A public golf course is one that is open to the general public, which ensures that everyone can play there. A municipal golf course and a daily fee course also fall into this category, with the former being operated by the local government and the latter being privately owned and therefore more upscale and costly.
A resort golf course is located inside a luxury resort that includes a hotel, restaurants, spa, pool, and other amenities. The majority of resort golf courses are only available to resort guests, but there are a few that are open to the public for a fee and offer reduced green fees and tee time option to resort guests.
Only members and their friends have keys to private golf courses. To gain the right to play, you must pay a hefty membership fee. Non-members can play for a fee at semi-private golf courses that offer memberships.
Take into account the golf course’s duration.
A regular, full-length, 18-hole golf course is what most golfers play on. An executive course, whether 18 or 9 holes, is a good option for a golfer or junior golfer who just wants to play a short course. Par 3s, miniature golf courses, and approach golf courses are also options.
Choose a golf course based on its architecture and venue.
In Scotland, connection golf courses are the most common because they are constructed on stretches of sandy coastline with tall grasses but no or few trees and are exposed to the wind. Paced, solid, and undulating fairways, as well as expansive, slow greens, deep bunkers, and sand dunes, dominate the fairway.
Parkland golf courses are lush, well-manicured golf courses. They are typically found inland, with plenty of trees, lush fairways, and fast greens. The majority of golf courses in the United States are parkland courses that host the PGA Tour.
Golf courses in the desert can be found mainly in the Middle East and Southwest America. The only grassy areas on the golf course are the teeing field, putting green, and fairways. Palm trees, cacti, and boulders dominate the landscape.
Consider the Golf Course’s Layout.
To design a golf course, golf course designers and architects devote a considerable amount of time and effort. There are golf courses that are simple, medium, difficult, and even impossible to complete. To better place water hazards and bunkers to provide obstacles for players, a golf course architect considers the general terrain of the course. To challenge highly skilled players, a fairway can be built left posing or sloping to the right. For less qualified players, a fairway can be built with the bare minimum of challenges. The best option is to choose a golf course that is both challenging and enjoyable for the player.
The course’s routing is also a factor to consider, as playing holes in the same direction is not appealing. A good golf course should have holes for long, short, and straight drives, enabling players to play in a variety of directions. A small golf course has less options for variety.
Of course, when selecting a golf course, the player’s personal ability level is paramount.
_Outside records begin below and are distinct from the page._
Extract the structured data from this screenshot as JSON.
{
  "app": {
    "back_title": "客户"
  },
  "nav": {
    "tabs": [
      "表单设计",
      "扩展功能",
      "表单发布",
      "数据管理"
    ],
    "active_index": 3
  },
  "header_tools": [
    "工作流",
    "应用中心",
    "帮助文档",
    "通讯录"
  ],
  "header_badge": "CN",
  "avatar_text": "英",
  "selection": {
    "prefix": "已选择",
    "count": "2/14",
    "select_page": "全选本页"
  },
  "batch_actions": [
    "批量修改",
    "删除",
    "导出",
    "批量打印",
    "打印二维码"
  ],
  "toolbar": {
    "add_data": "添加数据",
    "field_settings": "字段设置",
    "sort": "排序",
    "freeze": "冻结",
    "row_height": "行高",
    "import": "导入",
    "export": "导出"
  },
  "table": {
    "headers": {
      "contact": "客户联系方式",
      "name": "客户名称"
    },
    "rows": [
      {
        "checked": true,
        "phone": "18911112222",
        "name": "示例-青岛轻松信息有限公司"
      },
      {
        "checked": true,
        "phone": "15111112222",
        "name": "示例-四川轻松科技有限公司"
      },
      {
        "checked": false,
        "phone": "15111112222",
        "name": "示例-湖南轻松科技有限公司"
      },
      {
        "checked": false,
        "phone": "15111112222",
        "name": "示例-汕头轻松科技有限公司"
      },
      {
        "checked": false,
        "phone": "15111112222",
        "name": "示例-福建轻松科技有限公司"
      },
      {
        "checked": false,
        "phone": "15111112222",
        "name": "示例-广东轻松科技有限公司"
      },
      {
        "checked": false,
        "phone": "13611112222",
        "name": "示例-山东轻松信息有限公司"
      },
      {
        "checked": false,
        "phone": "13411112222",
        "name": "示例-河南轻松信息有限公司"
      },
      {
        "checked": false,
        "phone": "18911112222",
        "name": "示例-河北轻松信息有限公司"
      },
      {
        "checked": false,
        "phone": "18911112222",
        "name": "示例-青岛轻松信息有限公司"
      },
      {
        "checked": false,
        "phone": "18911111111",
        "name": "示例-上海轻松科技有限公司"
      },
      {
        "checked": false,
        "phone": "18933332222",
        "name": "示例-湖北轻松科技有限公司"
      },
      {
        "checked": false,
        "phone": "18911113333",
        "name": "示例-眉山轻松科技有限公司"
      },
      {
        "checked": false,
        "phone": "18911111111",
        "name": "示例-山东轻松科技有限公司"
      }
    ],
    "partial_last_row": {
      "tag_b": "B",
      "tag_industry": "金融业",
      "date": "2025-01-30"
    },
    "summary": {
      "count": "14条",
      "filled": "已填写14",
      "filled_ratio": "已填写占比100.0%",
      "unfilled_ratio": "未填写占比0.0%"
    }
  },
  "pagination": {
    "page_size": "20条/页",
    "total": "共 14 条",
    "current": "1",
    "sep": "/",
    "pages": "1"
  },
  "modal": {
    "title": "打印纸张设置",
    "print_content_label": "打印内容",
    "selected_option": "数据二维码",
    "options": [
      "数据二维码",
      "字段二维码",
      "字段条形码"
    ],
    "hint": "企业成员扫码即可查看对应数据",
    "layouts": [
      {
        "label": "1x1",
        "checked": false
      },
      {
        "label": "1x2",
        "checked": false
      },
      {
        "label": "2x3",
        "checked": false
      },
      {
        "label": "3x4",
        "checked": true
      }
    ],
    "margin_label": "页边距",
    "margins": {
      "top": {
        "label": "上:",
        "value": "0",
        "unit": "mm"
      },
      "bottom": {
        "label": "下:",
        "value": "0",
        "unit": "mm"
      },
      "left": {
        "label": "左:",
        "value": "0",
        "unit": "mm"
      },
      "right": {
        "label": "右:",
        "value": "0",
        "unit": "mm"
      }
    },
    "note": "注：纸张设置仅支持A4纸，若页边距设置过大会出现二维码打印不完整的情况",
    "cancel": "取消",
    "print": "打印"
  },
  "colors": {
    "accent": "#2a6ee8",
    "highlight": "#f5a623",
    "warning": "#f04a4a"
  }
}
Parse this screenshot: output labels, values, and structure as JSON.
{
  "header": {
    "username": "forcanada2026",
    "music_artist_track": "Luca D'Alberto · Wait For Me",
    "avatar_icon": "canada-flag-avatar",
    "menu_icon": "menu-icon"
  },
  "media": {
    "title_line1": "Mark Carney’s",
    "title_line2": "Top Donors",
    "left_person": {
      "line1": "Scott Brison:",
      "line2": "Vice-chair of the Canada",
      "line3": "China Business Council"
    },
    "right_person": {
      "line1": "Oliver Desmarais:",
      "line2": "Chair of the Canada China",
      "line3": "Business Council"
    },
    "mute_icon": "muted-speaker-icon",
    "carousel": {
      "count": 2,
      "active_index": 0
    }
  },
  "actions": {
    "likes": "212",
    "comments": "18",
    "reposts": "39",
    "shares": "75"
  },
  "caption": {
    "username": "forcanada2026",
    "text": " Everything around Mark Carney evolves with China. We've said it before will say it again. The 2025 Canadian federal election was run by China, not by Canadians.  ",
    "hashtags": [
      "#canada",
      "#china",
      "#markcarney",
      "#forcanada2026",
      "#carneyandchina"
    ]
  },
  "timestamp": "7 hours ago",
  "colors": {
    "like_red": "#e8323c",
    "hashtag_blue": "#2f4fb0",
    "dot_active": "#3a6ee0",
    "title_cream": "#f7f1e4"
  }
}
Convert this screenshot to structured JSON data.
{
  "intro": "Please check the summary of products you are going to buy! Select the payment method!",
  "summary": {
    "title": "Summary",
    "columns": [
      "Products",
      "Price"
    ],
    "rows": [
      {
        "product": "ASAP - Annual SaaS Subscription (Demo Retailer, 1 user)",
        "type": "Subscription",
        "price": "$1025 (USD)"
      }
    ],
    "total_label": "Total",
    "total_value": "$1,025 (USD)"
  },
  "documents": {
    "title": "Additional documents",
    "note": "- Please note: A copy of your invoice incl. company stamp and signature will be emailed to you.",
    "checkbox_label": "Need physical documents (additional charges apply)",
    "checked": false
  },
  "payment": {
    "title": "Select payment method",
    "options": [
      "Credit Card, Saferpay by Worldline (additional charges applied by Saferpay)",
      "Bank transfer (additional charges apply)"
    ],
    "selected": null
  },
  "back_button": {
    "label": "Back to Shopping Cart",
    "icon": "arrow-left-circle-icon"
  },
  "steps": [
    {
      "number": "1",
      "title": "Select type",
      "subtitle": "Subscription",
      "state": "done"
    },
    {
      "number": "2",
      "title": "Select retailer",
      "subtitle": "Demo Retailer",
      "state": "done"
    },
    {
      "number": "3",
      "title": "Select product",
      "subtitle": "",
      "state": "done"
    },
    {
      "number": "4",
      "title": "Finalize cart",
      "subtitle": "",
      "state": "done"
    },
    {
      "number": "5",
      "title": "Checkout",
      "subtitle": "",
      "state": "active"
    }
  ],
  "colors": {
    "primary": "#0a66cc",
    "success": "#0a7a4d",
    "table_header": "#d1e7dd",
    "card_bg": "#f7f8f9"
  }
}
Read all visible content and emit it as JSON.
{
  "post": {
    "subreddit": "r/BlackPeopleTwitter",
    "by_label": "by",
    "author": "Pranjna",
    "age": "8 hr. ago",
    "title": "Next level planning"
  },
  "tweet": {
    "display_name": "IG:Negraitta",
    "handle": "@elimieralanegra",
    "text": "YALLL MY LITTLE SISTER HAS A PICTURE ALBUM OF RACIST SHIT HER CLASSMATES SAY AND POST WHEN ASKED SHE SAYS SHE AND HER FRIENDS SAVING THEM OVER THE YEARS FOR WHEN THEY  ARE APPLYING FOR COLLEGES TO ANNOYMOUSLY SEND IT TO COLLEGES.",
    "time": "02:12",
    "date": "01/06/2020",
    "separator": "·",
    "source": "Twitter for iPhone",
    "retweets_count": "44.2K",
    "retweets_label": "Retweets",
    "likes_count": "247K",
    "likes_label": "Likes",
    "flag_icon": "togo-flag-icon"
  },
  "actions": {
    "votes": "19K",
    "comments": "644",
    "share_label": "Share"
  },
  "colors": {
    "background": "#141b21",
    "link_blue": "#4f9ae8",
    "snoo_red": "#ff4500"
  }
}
Will his ability to make the shot enable him to do so? Will he be able to execute the requisite low and high shots, draws, and fades? It’s worth noting that nothing is more aggravating than waiting for your turn to putt while the group ahead of you is taking an eternity to complete theirs.